## WHAT THE TASK ASKS
Going through the entries below, tally the lines that hold the word "effect" and state the result alone.
------------------------------------------------------------------------
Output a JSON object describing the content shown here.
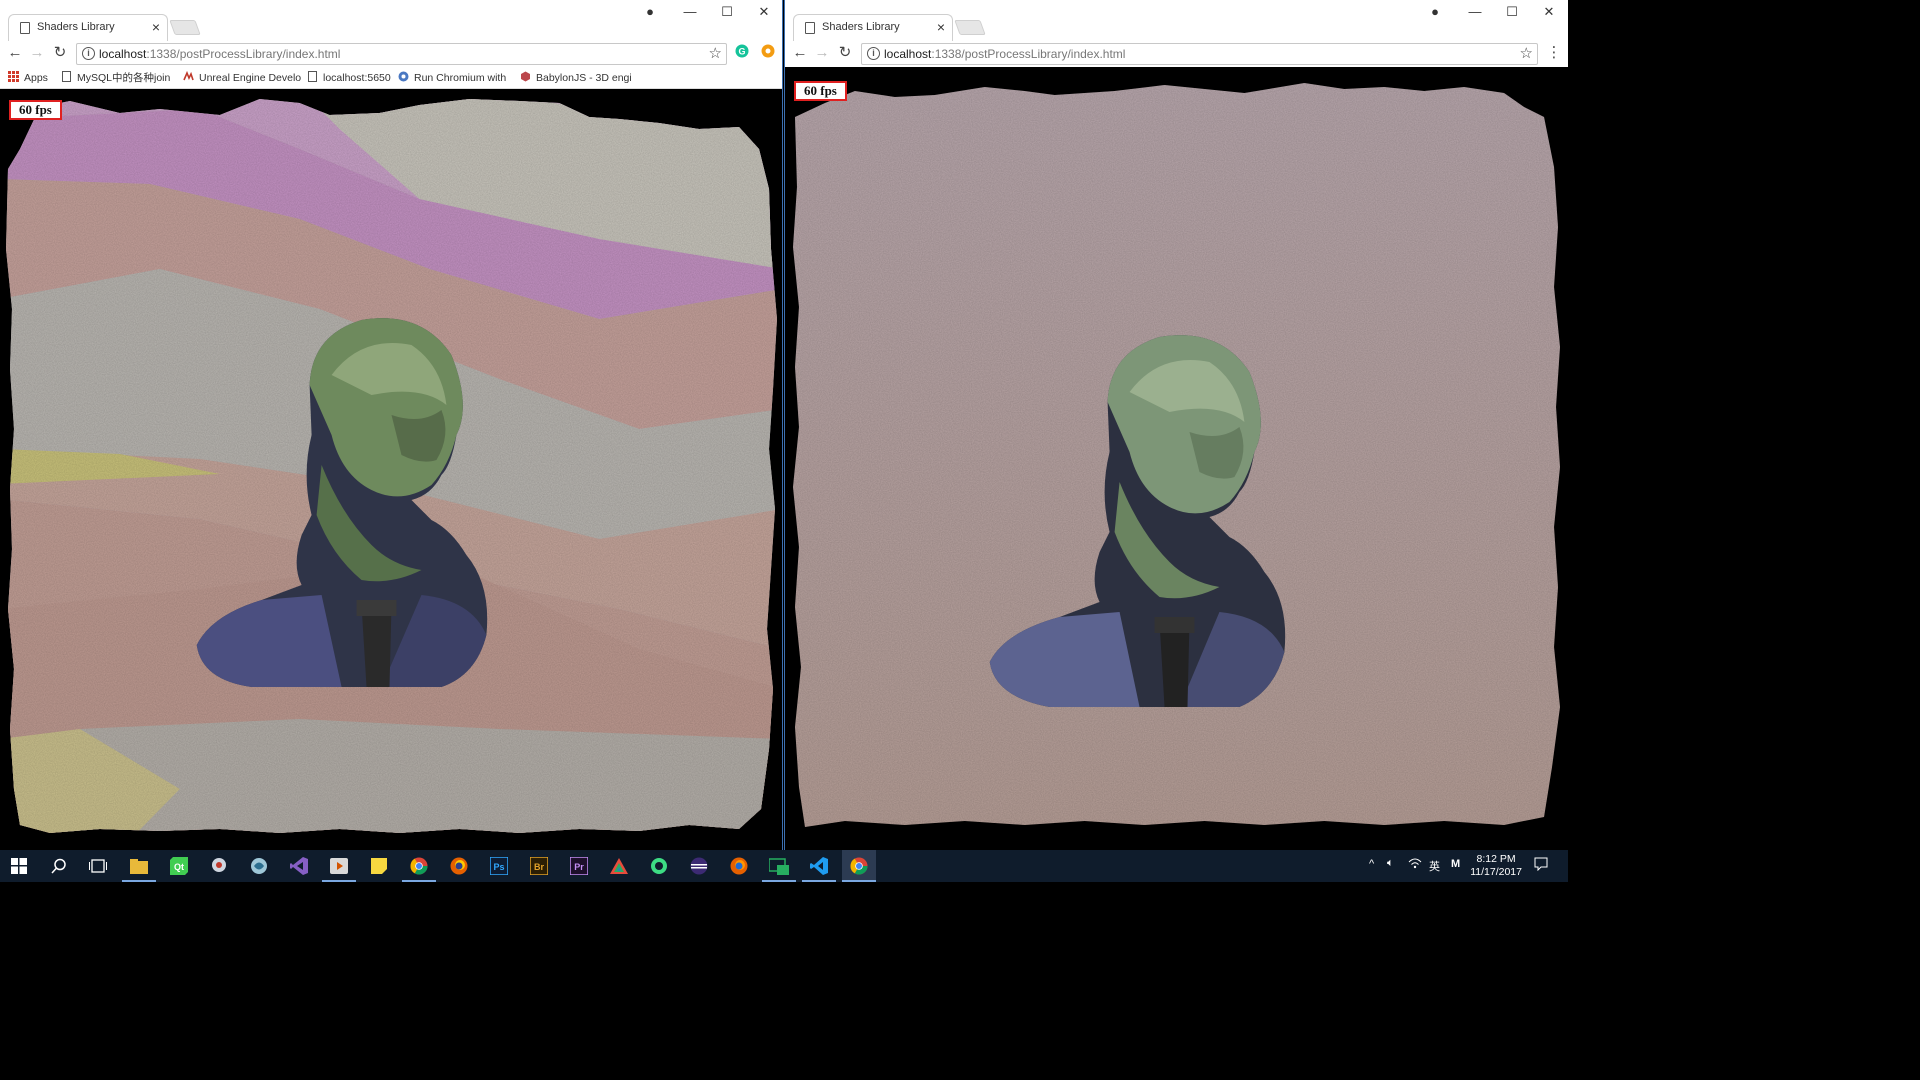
{
  "left_window": {
    "tab_title": "Shaders Library",
    "url_host": "localhost",
    "url_rest": ":1338/postProcessLibrary/index.html",
    "fps": "60 fps",
    "bookmarks": [
      {
        "label": "Apps",
        "icon": "apps-grid-icon"
      },
      {
        "label": "MySQL中的各种join",
        "icon": "page-icon"
      },
      {
        "label": "Unreal Engine Develo",
        "icon": "unreal-icon"
      },
      {
        "label": "localhost:5650",
        "icon": "page-icon"
      },
      {
        "label": "Run Chromium with",
        "icon": "chromium-icon"
      },
      {
        "label": "BabylonJS - 3D engi",
        "icon": "babylon-icon"
      }
    ],
    "effect": "watercolor with colored paper bands"
  },
  "right_window": {
    "tab_title": "Shaders Library",
    "url_host": "localhost",
    "url_rest": ":1338/postProcessLibrary/index.html",
    "fps": "60 fps",
    "effect": "watercolor paper"
  },
  "window_controls": {
    "minimize": "—",
    "maximize": "☐",
    "close": "✕",
    "profile": "profile-icon"
  },
  "taskbar": {
    "icons": [
      "windows-start-icon",
      "search-icon",
      "task-view-icon",
      "file-explorer-icon",
      "qt-creator-icon",
      "app-icon",
      "app-icon",
      "visual-studio-icon",
      "media-player-icon",
      "sticky-notes-icon",
      "chrome-icon",
      "firefox-icon",
      "photoshop-icon",
      "bridge-icon",
      "premiere-icon",
      "app-icon",
      "android-studio-icon",
      "eclipse-icon",
      "firefox-icon",
      "app-icon",
      "vscode-icon",
      "chrome-icon"
    ],
    "labels": {
      "ps": "Ps",
      "br": "Br",
      "pr": "Pr"
    },
    "tray": {
      "ime": "英",
      "mode": "M"
    },
    "time": "8:12 PM",
    "date": "11/17/2017"
  },
  "colors": {
    "accent_border": "#3b6fb0",
    "taskbar_bg": "#0f1c2c",
    "fps_border": "#e02020"
  }
}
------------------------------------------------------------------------
## TASK OUTPUT
2